Data records for software interfaces:
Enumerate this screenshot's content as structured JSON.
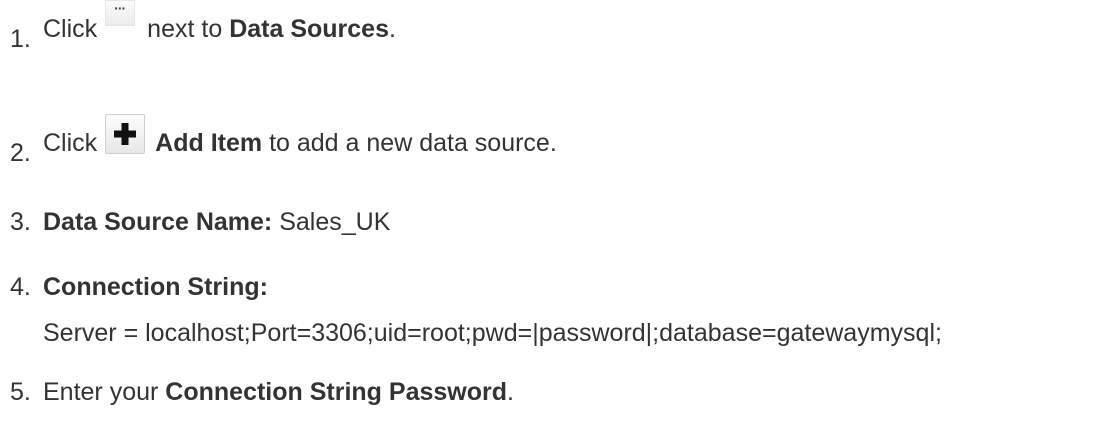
{
  "steps": [
    {
      "num": "1.",
      "pre": "Click",
      "mid": "next to",
      "bold": "Data Sources",
      "post": "."
    },
    {
      "num": "2.",
      "pre": "Click",
      "bold": "Add Item",
      "post": "to add a new data source."
    },
    {
      "num": "3.",
      "bold": "Data Source Name:",
      "post": "Sales_UK"
    },
    {
      "num": "4.",
      "bold": "Connection String:",
      "detail": "Server = localhost;Port=3306;uid=root;pwd=|password|;database=gatewaymysql;"
    },
    {
      "num": "5.",
      "pre": "Enter your",
      "bold": "Connection String Password",
      "post": "."
    }
  ],
  "icons": {
    "step1": "ellipsis-icon",
    "step2": "plus-icon"
  }
}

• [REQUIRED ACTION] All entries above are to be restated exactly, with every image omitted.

• [EXERCISE OUTPUT]
Enumerate this screenshot's content as structured JSON.
{
  "steps": [
    {
      "num": "1.",
      "pre": "Click",
      "mid": "next to",
      "bold": "Data Sources",
      "post": "."
    },
    {
      "num": "2.",
      "pre": "Click",
      "bold": "Add Item",
      "post": "to add a new data source."
    },
    {
      "num": "3.",
      "bold": "Data Source Name:",
      "post": "Sales_UK"
    },
    {
      "num": "4.",
      "bold": "Connection String:",
      "detail": "Server = localhost;Port=3306;uid=root;pwd=|password|;database=gatewaymysql;"
    },
    {
      "num": "5.",
      "pre": "Enter your",
      "bold": "Connection String Password",
      "post": "."
    }
  ],
  "icons": {
    "step1": "ellipsis-icon",
    "step2": "plus-icon"
  }
}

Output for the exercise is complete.